Your goal:
In the copy, every record below must appear exactly as given, and no picture may appear.

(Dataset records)
:::::

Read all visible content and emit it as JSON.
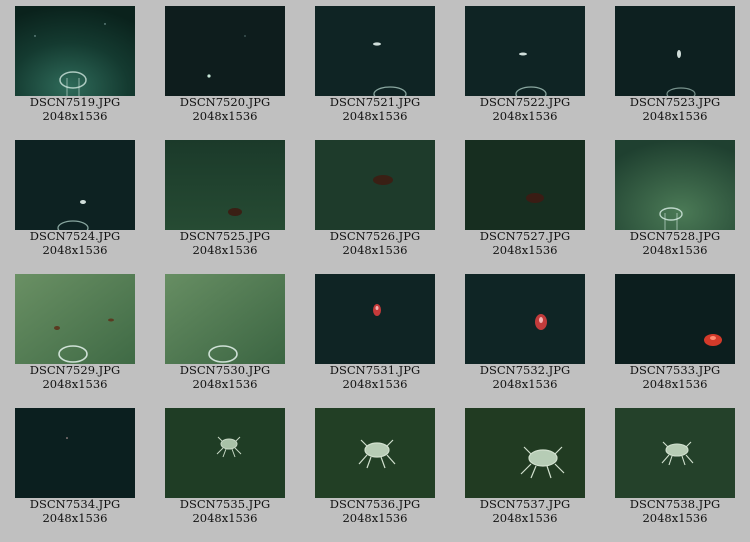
{
  "thumbnails": [
    {
      "filename": "DSCN7519.JPG",
      "dimensions": "2048x1536"
    },
    {
      "filename": "DSCN7520.JPG",
      "dimensions": "2048x1536"
    },
    {
      "filename": "DSCN7521.JPG",
      "dimensions": "2048x1536"
    },
    {
      "filename": "DSCN7522.JPG",
      "dimensions": "2048x1536"
    },
    {
      "filename": "DSCN7523.JPG",
      "dimensions": "2048x1536"
    },
    {
      "filename": "DSCN7524.JPG",
      "dimensions": "2048x1536"
    },
    {
      "filename": "DSCN7525.JPG",
      "dimensions": "2048x1536"
    },
    {
      "filename": "DSCN7526.JPG",
      "dimensions": "2048x1536"
    },
    {
      "filename": "DSCN7527.JPG",
      "dimensions": "2048x1536"
    },
    {
      "filename": "DSCN7528.JPG",
      "dimensions": "2048x1536"
    },
    {
      "filename": "DSCN7529.JPG",
      "dimensions": "2048x1536"
    },
    {
      "filename": "DSCN7530.JPG",
      "dimensions": "2048x1536"
    },
    {
      "filename": "DSCN7531.JPG",
      "dimensions": "2048x1536"
    },
    {
      "filename": "DSCN7532.JPG",
      "dimensions": "2048x1536"
    },
    {
      "filename": "DSCN7533.JPG",
      "dimensions": "2048x1536"
    },
    {
      "filename": "DSCN7534.JPG",
      "dimensions": "2048x1536"
    },
    {
      "filename": "DSCN7535.JPG",
      "dimensions": "2048x1536"
    },
    {
      "filename": "DSCN7536.JPG",
      "dimensions": "2048x1536"
    },
    {
      "filename": "DSCN7537.JPG",
      "dimensions": "2048x1536"
    },
    {
      "filename": "DSCN7538.JPG",
      "dimensions": "2048x1536"
    }
  ],
  "colors": {
    "page_background": "#c0c0c0",
    "caption_text": "#111111"
  }
}
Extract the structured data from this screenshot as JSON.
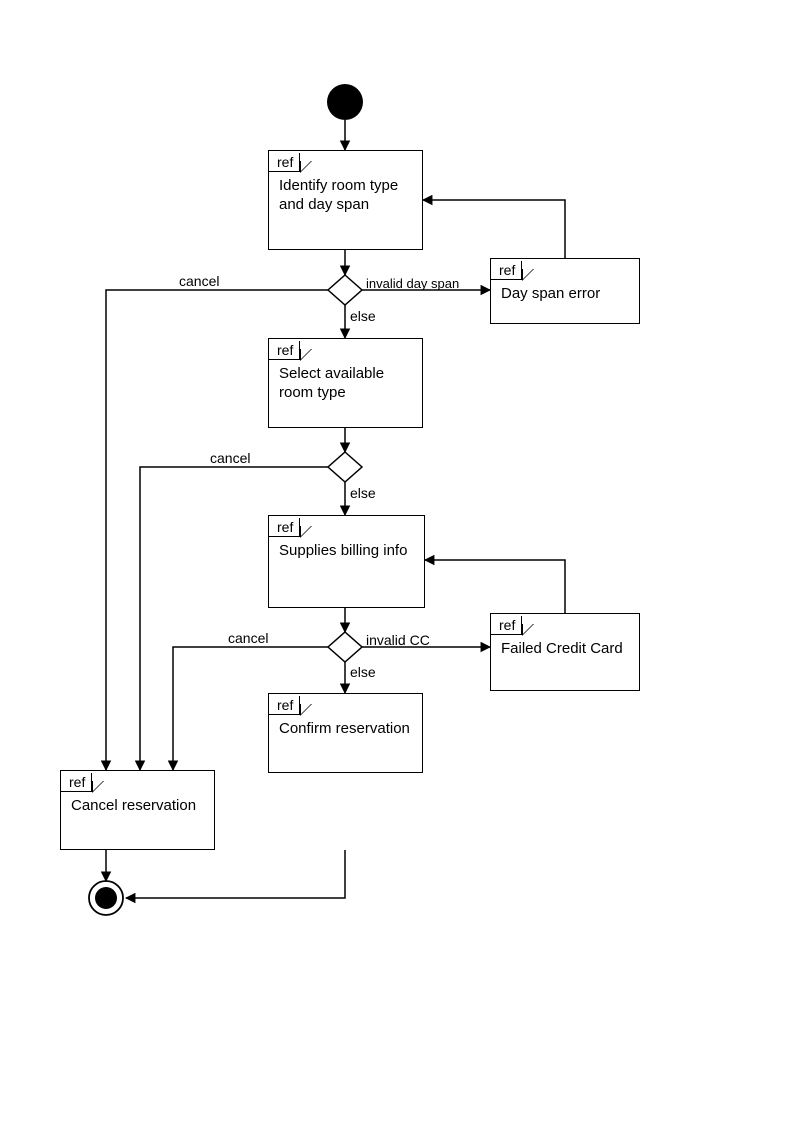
{
  "diagram": {
    "type": "uml-interaction-overview",
    "ref_tag": "ref",
    "nodes": {
      "identify": {
        "label": "Identify room type and day span"
      },
      "dayspanerr": {
        "label": "Day span error"
      },
      "select": {
        "label": "Select available room type"
      },
      "billing": {
        "label": "Supplies billing info"
      },
      "failedcc": {
        "label": "Failed Credit Card"
      },
      "cancel": {
        "label": "Cancel reservation"
      },
      "confirm": {
        "label": "Confirm reservation"
      }
    },
    "decision_labels": {
      "cancel1": "cancel",
      "invalid_day_span": "invalid day span",
      "else1": "else",
      "cancel2": "cancel",
      "else2": "else",
      "cancel3": "cancel",
      "invalid_cc": "invalid CC",
      "else3": "else"
    }
  }
}
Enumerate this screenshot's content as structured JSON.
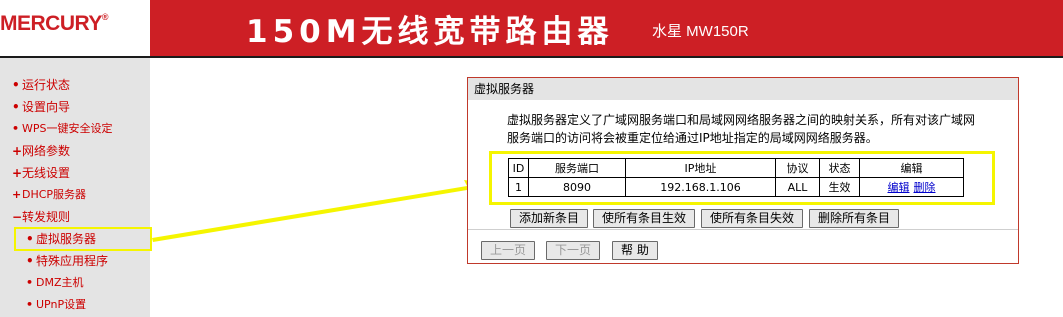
{
  "header": {
    "logo": "MERCURY",
    "logo_mark": "®",
    "product_title": "150M无线宽带路由器",
    "product_subtitle": "水星 MW150R",
    "brand_color": "#cd1f25"
  },
  "sidebar": {
    "items": [
      {
        "bullet": "•",
        "label": "运行状态"
      },
      {
        "bullet": "•",
        "label": "设置向导"
      },
      {
        "bullet": "•",
        "label": "WPS一键安全设定"
      },
      {
        "bullet": "+",
        "label": "网络参数"
      },
      {
        "bullet": "+",
        "label": "无线设置"
      },
      {
        "bullet": "+",
        "label": "DHCP服务器"
      },
      {
        "bullet": "−",
        "label": "转发规则"
      },
      {
        "bullet": "•",
        "label": "虚拟服务器",
        "selected": true
      },
      {
        "bullet": "•",
        "label": "特殊应用程序"
      },
      {
        "bullet": "•",
        "label": "DMZ主机"
      },
      {
        "bullet": "•",
        "label": "UPnP设置"
      }
    ]
  },
  "panel": {
    "title": "虚拟服务器",
    "description_line1": "虚拟服务器定义了广域网服务端口和局域网网络服务器之间的映射关系，所有对该广域网",
    "description_line2": "服务端口的访问将会被重定位给通过IP地址指定的局域网网络服务器。",
    "table": {
      "headers": [
        "ID",
        "服务端口",
        "IP地址",
        "协议",
        "状态",
        "编辑"
      ],
      "rows": [
        {
          "id": "1",
          "port": "8090",
          "ip": "192.168.1.106",
          "protocol": "ALL",
          "status": "生效",
          "edit": "编辑",
          "delete": "删除"
        }
      ]
    },
    "buttons": {
      "add": "添加新条目",
      "enable_all": "使所有条目生效",
      "disable_all": "使所有条目失效",
      "delete_all": "删除所有条目"
    },
    "nav": {
      "prev": "上一页",
      "next": "下一页",
      "help": "帮 助"
    }
  },
  "highlight_color": "#f5f500"
}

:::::

Reply:
Read all visible content and emit it as JSON.
{
  "thumbnails": [
    {
      "filename": "DSCN7519.JPG",
      "dimensions": "2048x1536"
    },
    {
      "filename": "DSCN7520.JPG",
      "dimensions": "2048x1536"
    },
    {
      "filename": "DSCN7521.JPG",
      "dimensions": "2048x1536"
    },
    {
      "filename": "DSCN7522.JPG",
      "dimensions": "2048x1536"
    },
    {
      "filename": "DSCN7523.JPG",
      "dimensions": "2048x1536"
    },
    {
      "filename": "DSCN7524.JPG",
      "dimensions": "2048x1536"
    },
    {
      "filename": "DSCN7525.JPG",
      "dimensions": "2048x1536"
    },
    {
      "filename": "DSCN7526.JPG",
      "dimensions": "2048x1536"
    },
    {
      "filename": "DSCN7527.JPG",
      "dimensions": "2048x1536"
    },
    {
      "filename": "DSCN7528.JPG",
      "dimensions": "2048x1536"
    },
    {
      "filename": "DSCN7529.JPG",
      "dimensions": "2048x1536"
    },
    {
      "filename": "DSCN7530.JPG",
      "dimensions": "2048x1536"
    },
    {
      "filename": "DSCN7531.JPG",
      "dimensions": "2048x1536"
    },
    {
      "filename": "DSCN7532.JPG",
      "dimensions": "2048x1536"
    },
    {
      "filename": "DSCN7533.JPG",
      "dimensions": "2048x1536"
    },
    {
      "filename": "DSCN7534.JPG",
      "dimensions": "2048x1536"
    },
    {
      "filename": "DSCN7535.JPG",
      "dimensions": "2048x1536"
    },
    {
      "filename": "DSCN7536.JPG",
      "dimensions": "2048x1536"
    },
    {
      "filename": "DSCN7537.JPG",
      "dimensions": "2048x1536"
    },
    {
      "filename": "DSCN7538.JPG",
      "dimensions": "2048x1536"
    }
  ],
  "colors": {
    "page_background": "#c0c0c0",
    "caption_text": "#111111"
  }
}
Extract the structured data from this screenshot as JSON.
{
  "diagram": {
    "type": "uml-interaction-overview",
    "ref_tag": "ref",
    "nodes": {
      "identify": {
        "label": "Identify room type and day span"
      },
      "dayspanerr": {
        "label": "Day span error"
      },
      "select": {
        "label": "Select available room type"
      },
      "billing": {
        "label": "Supplies billing info"
      },
      "failedcc": {
        "label": "Failed Credit Card"
      },
      "cancel": {
        "label": "Cancel reservation"
      },
      "confirm": {
        "label": "Confirm reservation"
      }
    },
    "decision_labels": {
      "cancel1": "cancel",
      "invalid_day_span": "invalid day span",
      "else1": "else",
      "cancel2": "cancel",
      "else2": "else",
      "cancel3": "cancel",
      "invalid_cc": "invalid CC",
      "else3": "else"
    }
  }
}
Enumerate this screenshot's content as structured JSON.
{
  "header": {
    "logo": "MERCURY",
    "logo_mark": "®",
    "product_title": "150M无线宽带路由器",
    "product_subtitle": "水星 MW150R",
    "brand_color": "#cd1f25"
  },
  "sidebar": {
    "items": [
      {
        "bullet": "•",
        "label": "运行状态"
      },
      {
        "bullet": "•",
        "label": "设置向导"
      },
      {
        "bullet": "•",
        "label": "WPS一键安全设定"
      },
      {
        "bullet": "+",
        "label": "网络参数"
      },
      {
        "bullet": "+",
        "label": "无线设置"
      },
      {
        "bullet": "+",
        "label": "DHCP服务器"
      },
      {
        "bullet": "−",
        "label": "转发规则"
      },
      {
        "bullet": "•",
        "label": "虚拟服务器",
        "selected": true
      },
      {
        "bullet": "•",
        "label": "特殊应用程序"
      },
      {
        "bullet": "•",
        "label": "DMZ主机"
      },
      {
        "bullet": "•",
        "label": "UPnP设置"
      }
    ]
  },
  "panel": {
    "title": "虚拟服务器",
    "description_line1": "虚拟服务器定义了广域网服务端口和局域网网络服务器之间的映射关系，所有对该广域网",
    "description_line2": "服务端口的访问将会被重定位给通过IP地址指定的局域网网络服务器。",
    "table": {
      "headers": [
        "ID",
        "服务端口",
        "IP地址",
        "协议",
        "状态",
        "编辑"
      ],
      "rows": [
        {
          "id": "1",
          "port": "8090",
          "ip": "192.168.1.106",
          "protocol": "ALL",
          "status": "生效",
          "edit": "编辑",
          "delete": "删除"
        }
      ]
    },
    "buttons": {
      "add": "添加新条目",
      "enable_all": "使所有条目生效",
      "disable_all": "使所有条目失效",
      "delete_all": "删除所有条目"
    },
    "nav": {
      "prev": "上一页",
      "next": "下一页",
      "help": "帮 助"
    }
  },
  "highlight_color": "#f5f500"
}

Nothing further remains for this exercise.